Shirley Hazzard! Who knew? I suppose many did, since her 2003 novel "The Great Fire" won the National Book Award, and "The Transit of Venus" took the National Book Critics Circle fiction prize in 1980.

Somehow I remained in the dark, and not since the publication of Lucia Berlin's "A Manual for Cleaning Women" in 2015 have I had such a lovely experience of discovering a writer I missed during her lifetime. (Hazzard died in 2016.)

Her new "Collected Stories" brings together two collections and adds eight that appeared in the New Yorker but were never collected, plus two that were never published.

One of the collections, "People in Glass Houses," is a satire based on her 10 years as a typist at the United Nations, 1951-1961, here called the Organization.
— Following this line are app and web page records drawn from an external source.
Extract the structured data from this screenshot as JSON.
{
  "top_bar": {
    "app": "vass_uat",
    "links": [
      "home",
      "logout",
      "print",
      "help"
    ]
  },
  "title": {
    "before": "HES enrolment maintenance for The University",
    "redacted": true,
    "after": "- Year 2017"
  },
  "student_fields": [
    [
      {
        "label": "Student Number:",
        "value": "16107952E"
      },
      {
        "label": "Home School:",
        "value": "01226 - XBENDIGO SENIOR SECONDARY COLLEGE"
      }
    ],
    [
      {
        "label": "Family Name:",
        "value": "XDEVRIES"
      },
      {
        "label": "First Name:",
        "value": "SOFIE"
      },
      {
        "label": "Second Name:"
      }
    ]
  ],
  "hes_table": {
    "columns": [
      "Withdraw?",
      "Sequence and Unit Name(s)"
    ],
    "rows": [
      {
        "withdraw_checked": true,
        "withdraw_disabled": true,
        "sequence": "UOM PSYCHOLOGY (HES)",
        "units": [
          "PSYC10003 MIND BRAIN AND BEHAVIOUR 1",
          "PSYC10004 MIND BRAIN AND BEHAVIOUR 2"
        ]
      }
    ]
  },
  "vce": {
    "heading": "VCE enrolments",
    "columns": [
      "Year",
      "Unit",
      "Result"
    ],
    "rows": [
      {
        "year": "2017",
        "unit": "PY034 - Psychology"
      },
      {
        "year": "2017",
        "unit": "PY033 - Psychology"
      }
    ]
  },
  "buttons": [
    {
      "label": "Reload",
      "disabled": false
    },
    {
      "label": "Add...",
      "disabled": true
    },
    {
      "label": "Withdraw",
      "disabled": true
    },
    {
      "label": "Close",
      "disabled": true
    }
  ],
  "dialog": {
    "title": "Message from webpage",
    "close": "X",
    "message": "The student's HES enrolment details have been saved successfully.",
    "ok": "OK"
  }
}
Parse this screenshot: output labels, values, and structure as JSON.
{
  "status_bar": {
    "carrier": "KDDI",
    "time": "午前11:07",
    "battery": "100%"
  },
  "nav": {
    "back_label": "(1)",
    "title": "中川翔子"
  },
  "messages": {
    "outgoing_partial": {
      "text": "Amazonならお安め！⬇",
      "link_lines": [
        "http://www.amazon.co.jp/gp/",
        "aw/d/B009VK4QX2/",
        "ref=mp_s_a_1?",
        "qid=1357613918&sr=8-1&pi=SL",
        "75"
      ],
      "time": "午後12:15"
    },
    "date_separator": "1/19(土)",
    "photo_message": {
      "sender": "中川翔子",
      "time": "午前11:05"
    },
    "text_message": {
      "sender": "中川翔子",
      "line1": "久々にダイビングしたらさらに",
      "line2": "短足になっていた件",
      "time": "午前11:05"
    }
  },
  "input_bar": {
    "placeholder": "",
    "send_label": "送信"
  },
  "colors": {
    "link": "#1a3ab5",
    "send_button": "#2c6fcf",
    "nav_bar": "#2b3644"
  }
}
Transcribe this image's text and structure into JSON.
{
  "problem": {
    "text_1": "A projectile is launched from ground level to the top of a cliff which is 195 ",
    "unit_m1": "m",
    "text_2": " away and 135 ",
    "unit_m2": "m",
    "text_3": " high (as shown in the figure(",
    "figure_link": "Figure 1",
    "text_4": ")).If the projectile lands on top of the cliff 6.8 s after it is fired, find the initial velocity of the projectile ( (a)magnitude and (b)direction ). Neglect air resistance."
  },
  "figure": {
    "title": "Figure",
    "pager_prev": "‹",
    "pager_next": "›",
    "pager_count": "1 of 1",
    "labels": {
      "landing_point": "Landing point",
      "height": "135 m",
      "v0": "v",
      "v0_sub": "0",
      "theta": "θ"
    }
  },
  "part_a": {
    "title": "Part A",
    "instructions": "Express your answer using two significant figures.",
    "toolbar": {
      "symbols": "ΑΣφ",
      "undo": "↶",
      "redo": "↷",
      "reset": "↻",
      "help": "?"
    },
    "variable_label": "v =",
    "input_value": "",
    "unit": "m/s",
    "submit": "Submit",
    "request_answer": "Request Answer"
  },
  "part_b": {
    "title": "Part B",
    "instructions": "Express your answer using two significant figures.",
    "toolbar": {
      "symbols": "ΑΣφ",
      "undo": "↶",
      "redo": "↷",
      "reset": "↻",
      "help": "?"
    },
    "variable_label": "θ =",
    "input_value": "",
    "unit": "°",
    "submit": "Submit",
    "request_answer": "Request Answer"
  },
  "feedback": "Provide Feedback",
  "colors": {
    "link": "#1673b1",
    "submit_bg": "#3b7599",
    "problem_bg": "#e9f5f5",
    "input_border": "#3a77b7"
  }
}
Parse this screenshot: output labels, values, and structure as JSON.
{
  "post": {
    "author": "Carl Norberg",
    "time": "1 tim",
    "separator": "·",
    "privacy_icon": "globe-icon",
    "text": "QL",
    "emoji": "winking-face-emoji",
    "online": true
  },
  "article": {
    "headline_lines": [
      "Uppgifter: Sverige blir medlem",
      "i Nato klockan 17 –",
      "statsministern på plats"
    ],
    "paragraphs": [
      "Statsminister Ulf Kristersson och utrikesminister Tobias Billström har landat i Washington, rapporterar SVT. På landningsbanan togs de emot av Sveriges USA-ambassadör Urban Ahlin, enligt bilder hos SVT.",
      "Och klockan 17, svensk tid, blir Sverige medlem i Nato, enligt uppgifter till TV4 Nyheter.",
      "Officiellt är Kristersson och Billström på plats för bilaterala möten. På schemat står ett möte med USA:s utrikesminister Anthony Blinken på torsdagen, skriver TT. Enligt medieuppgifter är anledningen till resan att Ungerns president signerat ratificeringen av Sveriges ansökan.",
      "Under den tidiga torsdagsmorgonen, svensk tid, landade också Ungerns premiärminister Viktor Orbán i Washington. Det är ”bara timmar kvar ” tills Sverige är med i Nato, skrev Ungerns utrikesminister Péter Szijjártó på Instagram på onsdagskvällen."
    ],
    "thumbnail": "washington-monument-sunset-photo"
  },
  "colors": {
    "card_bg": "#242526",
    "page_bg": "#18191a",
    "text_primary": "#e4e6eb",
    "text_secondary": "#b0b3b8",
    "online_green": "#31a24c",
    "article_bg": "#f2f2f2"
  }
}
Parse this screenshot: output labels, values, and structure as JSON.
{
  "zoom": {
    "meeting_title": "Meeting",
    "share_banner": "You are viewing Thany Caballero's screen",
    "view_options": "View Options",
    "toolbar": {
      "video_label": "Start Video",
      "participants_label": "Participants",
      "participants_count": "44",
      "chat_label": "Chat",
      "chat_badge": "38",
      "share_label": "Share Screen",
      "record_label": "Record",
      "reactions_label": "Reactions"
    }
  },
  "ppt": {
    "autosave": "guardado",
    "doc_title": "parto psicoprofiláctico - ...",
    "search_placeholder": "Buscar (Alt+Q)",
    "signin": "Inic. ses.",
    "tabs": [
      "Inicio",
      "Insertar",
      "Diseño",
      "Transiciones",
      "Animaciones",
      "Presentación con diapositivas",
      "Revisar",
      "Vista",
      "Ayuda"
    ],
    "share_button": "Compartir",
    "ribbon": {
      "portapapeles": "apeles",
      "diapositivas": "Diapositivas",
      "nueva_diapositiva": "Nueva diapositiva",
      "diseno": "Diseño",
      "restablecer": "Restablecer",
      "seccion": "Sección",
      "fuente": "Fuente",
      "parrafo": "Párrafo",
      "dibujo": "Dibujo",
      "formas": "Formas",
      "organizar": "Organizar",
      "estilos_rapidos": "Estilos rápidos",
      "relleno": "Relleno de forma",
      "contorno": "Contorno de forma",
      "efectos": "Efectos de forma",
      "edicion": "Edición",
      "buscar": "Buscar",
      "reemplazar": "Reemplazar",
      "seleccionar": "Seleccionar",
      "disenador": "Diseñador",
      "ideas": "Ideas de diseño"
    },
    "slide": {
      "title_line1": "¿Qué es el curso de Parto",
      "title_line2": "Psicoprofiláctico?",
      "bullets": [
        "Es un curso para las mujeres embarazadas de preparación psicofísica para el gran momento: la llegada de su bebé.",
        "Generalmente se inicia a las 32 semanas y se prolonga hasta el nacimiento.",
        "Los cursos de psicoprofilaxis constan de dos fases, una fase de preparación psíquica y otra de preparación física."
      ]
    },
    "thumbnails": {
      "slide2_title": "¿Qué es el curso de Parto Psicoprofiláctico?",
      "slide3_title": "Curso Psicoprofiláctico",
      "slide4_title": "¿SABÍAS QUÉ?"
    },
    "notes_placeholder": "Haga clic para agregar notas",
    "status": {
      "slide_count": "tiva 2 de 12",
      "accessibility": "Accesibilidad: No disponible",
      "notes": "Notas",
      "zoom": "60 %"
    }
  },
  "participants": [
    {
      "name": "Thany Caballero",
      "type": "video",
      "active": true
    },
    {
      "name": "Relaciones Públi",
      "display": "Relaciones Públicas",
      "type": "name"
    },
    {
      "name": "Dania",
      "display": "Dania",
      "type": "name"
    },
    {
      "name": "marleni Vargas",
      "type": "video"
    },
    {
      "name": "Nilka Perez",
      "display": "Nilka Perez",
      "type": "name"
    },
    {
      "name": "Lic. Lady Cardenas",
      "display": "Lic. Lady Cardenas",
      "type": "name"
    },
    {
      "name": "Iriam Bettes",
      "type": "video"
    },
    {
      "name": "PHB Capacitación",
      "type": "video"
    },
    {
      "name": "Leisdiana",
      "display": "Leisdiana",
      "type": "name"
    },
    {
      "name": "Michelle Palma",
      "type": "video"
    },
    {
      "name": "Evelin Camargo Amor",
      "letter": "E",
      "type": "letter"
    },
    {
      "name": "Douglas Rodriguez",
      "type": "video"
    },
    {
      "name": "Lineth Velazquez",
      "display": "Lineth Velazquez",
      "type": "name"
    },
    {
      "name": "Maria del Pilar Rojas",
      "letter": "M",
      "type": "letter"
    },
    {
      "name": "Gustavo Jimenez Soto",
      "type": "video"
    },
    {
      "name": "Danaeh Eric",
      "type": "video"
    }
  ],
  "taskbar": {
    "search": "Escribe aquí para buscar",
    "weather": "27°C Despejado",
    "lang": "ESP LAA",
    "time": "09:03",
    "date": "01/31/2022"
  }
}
This wicked sendup plays out in eight linked stories with a droll cast of international characters. With one ludicrous event and wry observation after another, the stories are all the more enjoyable for their very datedness.

From the grounds of the Organization, where there is "a statue ferociously engaged in beating swords into ploughshares," to the names of its departments and initiatives (Forceful Implementation of Peace Treaties, Peaceful Use of Atomic Weapons, and DALTO, the Department of Aid to the Less Technically Oriented) to the officials and underlings at every level of its impenetrable hierarchy ("He was a man of what used to be known as average and now was known as above-average intelligence" ), Hazzard creates a bureaucracy every bit as dysfunctional as Kafka's and quite a bit funnier.

Yet she was not known mainly as a humorist, and the other stories are generally about troubled relationships — as one of her characters observes, "Marriage is like democracy — it doesn't really work but it's all we've been able to come up with." Often the characters' frustrations and losses are balanced by the wonderful details of their locations — Italy, Greece, the Swiss Alps, Hong Kong, the Connecticut shore.

In the title story of the collection, a young woman is at the home of friends outside Geneva, recovering from the death of her husband in a plane crash. Here's what Hazzard gives her for distraction: "The house had just been built; there were interminable difficulties with newly installed electrical appliances, and a procession of mechanics came to the back door in the mornings on their bicycles — young men with perfect manners and unbelievably high, clear coloring, who lay on the kitchen floor with their heads in the oven, or under the dishwasher, or otherwise obscured according to their particular competence, and were made the object of untimely demonstrations of affect by Aurélian, the Stricklands' spaniel."

The woman is a genius of creating character with just a few physical details. In the story "Out of Itea," set on a ferry returning to the Greek mainland, the native guide accompanying a wealthy Irish couple wears "that slightly sad look of misplaced cultivation that guides inevitably acquire." The female half of a sunburned Norwegian couple carries "a frying pan strapped to the side of her pack — the sole token of her sex." Two American ladies, perhaps college professors, sport "seersucker dresses that have dripped and are dry, and canvas sneakers over white socks."

Truly, I recommend you get on the ferry with them.

University of Baltimore Prof. Marion Winik is the author of "The Big Book of the Dead" and host of the Weekly Reader podcast. Visit her at

Collected Stories

By: Shirley Hazzard.

Publisher: Farrar, Straus & Giroux, 356 pages, $28.